Domestic adoption is no cake-walk either, as there simply aren’t anywhere near as many babies being placed for adoption as there are families hoping to adopt – which is generally a good thing for our country, but a very difficult thing for prospective adoptive parents. And that pool of parents, of course, intersects with those who might have adopted internationally if it were more feasible, so the problem is compounding. Regardless, we are now firmly strapped in for this crazy ride – and crazy it’s been. After months of voluminous paperwork, training and education, criminal and financial clearances, and social worker visits, last June we were officially “home study approved” with the adoption agency we chose (and started paying thousands of dollars to). And we excitedly began to wait. And wait. And still wait. A few situations did come up that didn’t end up working out, so it’s not like nothing at all was happening – but nothing that ultimately resulted in us bringing home a baby.
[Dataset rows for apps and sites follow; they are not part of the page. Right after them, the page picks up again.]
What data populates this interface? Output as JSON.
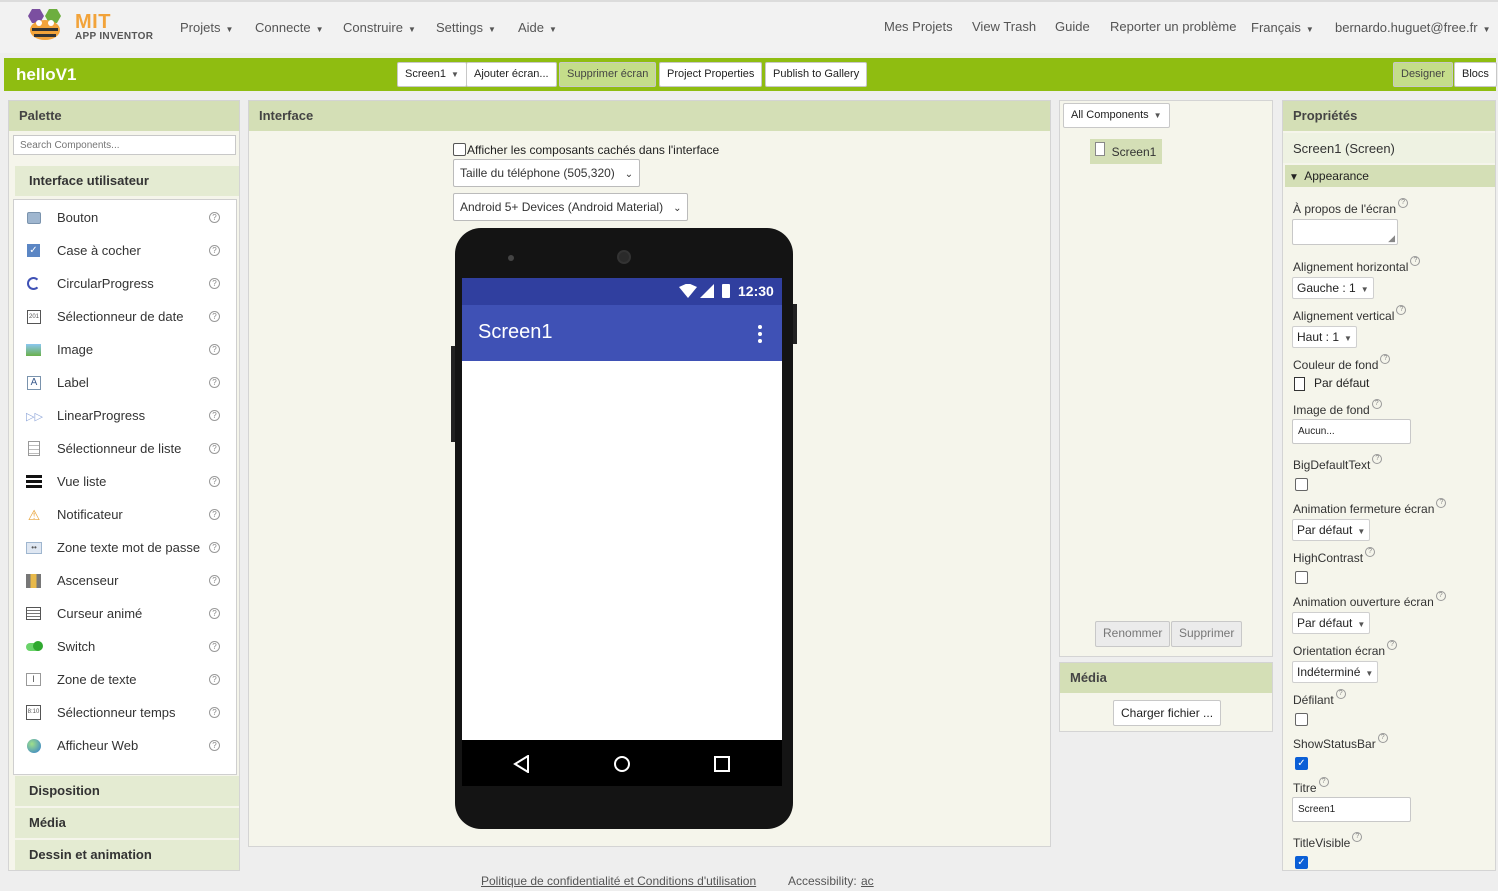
{
  "header": {
    "logo_mit": "MIT",
    "logo_app": "APP INVENTOR",
    "menus": [
      "Projets",
      "Connecte",
      "Construire",
      "Settings",
      "Aide"
    ],
    "right_links": [
      "Mes Projets",
      "View Trash",
      "Guide",
      "Reporter un problème"
    ],
    "language": "Français",
    "user": "bernardo.huguet@free.fr"
  },
  "project": {
    "name": "helloV1",
    "screen_select": "Screen1",
    "add_screen": "Ajouter écran...",
    "remove_screen": "Supprimer écran",
    "properties": "Project Properties",
    "publish": "Publish to Gallery",
    "designer": "Designer",
    "blocks": "Blocs"
  },
  "palette": {
    "title": "Palette",
    "search_placeholder": "Search Components...",
    "category": "Interface utilisateur",
    "items": [
      {
        "label": "Bouton",
        "icon": "button-icon"
      },
      {
        "label": "Case à cocher",
        "icon": "checkbox-icon"
      },
      {
        "label": "CircularProgress",
        "icon": "circular-progress-icon"
      },
      {
        "label": "Sélectionneur de date",
        "icon": "calendar-icon"
      },
      {
        "label": "Image",
        "icon": "image-icon"
      },
      {
        "label": "Label",
        "icon": "label-icon"
      },
      {
        "label": "LinearProgress",
        "icon": "linear-progress-icon"
      },
      {
        "label": "Sélectionneur de liste",
        "icon": "list-picker-icon"
      },
      {
        "label": "Vue liste",
        "icon": "list-view-icon"
      },
      {
        "label": "Notificateur",
        "icon": "warning-icon"
      },
      {
        "label": "Zone texte mot de passe",
        "icon": "password-icon"
      },
      {
        "label": "Ascenseur",
        "icon": "slider-icon"
      },
      {
        "label": "Curseur animé",
        "icon": "spinner-icon"
      },
      {
        "label": "Switch",
        "icon": "switch-icon"
      },
      {
        "label": "Zone de texte",
        "icon": "textbox-icon"
      },
      {
        "label": "Sélectionneur temps",
        "icon": "time-picker-icon"
      },
      {
        "label": "Afficheur Web",
        "icon": "web-viewer-icon"
      }
    ],
    "help": "?",
    "other_categories": [
      "Disposition",
      "Média",
      "Dessin et animation"
    ]
  },
  "viewer": {
    "title": "Interface",
    "show_hidden": "Afficher les composants cachés dans l'interface",
    "phone_size": "Taille du téléphone (505,320)",
    "theme": "Android 5+ Devices (Android Material)",
    "status_time": "12:30",
    "screen_title": "Screen1"
  },
  "components": {
    "dropdown": "All Components",
    "tree_item": "Screen1",
    "rename": "Renommer",
    "delete": "Supprimer"
  },
  "media": {
    "title": "Média",
    "upload": "Charger fichier ..."
  },
  "properties": {
    "title": "Propriétés",
    "subject": "Screen1 (Screen)",
    "group": "Appearance",
    "about_label": "À propos de l'écran",
    "halign_label": "Alignement horizontal",
    "halign_value": "Gauche : 1",
    "valign_label": "Alignement vertical",
    "valign_value": "Haut : 1",
    "bgcolor_label": "Couleur de fond",
    "bgcolor_value": "Par défaut",
    "bgimage_label": "Image de fond",
    "bgimage_value": "Aucun...",
    "bigtext_label": "BigDefaultText",
    "close_anim_label": "Animation fermeture écran",
    "close_anim_value": "Par défaut",
    "contrast_label": "HighContrast",
    "open_anim_label": "Animation ouverture écran",
    "open_anim_value": "Par défaut",
    "orientation_label": "Orientation écran",
    "orientation_value": "Indéterminé",
    "scrollable_label": "Défilant",
    "statusbar_label": "ShowStatusBar",
    "title_label": "Titre",
    "title_value": "Screen1",
    "titlevisible_label": "TitleVisible",
    "help": "?"
  },
  "footer": {
    "privacy": "Politique de confidentialité et Conditions d'utilisation",
    "accessibility": "Accessibility:",
    "accessibility_link": "ac"
  },
  "colors": {
    "brand_green": "#8fbd11",
    "android_primary": "#3f51b5",
    "android_dark": "#303f9f"
  }
}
After about 6 months we started to feel powerless and a little impatient, and we recognized that after all we’d been through, we were now feeling really strong and fully invested in making this happen as soon as possible, no matter how hard. We truly became those annoying people who think that terrible things happening can actually enrich your life, LOL. Somehow, we’re happier than ever, and feeling so capable and optimistic. So we got much more pro-active – joined adoption support groups, met with lawyers and other experts, got a ton of advice and insights from others in the process, and started a ton of networking on social media – which was never my favorite thing AT ALL, but is the absolute must-do in adoption networking, we learned. And it’s basically free, to boot. Couples and singles all over the country are reaching out via Facebook, Twitter, YouTube, etc., to share a view into their lives and their adoption hopes with expectant mothers who now may be most comfortable looking for help that way.
At first, I was too shy to put much out there about ourselves, and mainly just posted lots of pictures of our cats (who now have a decent Instagram following! LOL). But then we realized that just wasn’t going to cut it in terms of attracting attention to our search. So we took the advice of our lawyer and many adoption alums we’ve met, and made a website, Facebook and Twitter accounts, and our labor of love: a video remake of Phillip Phillips’s “Home” music video, with us (and our cats!) re-creating some of his video shots and singing, too (despite my cringing reaction now when I hear it! LOL).
We posted it 2 weeks ago, and it’s getting a tremendously positive reaction – at first from friends and family, but now others have started to see it and pass it along. Just this Friday, the host of a Baltimore country radio station who saw the video on Twitter shared it via this incredibly kind post on the station’s website. And now many others are sharing it from there or from social media – in what is increasingly being seen as an effective and low-cost means of adoption matching. With any luck, that one special person who is considering placing her baby for adoption will see it, connect with us, and help us have the family we dream of, at long last.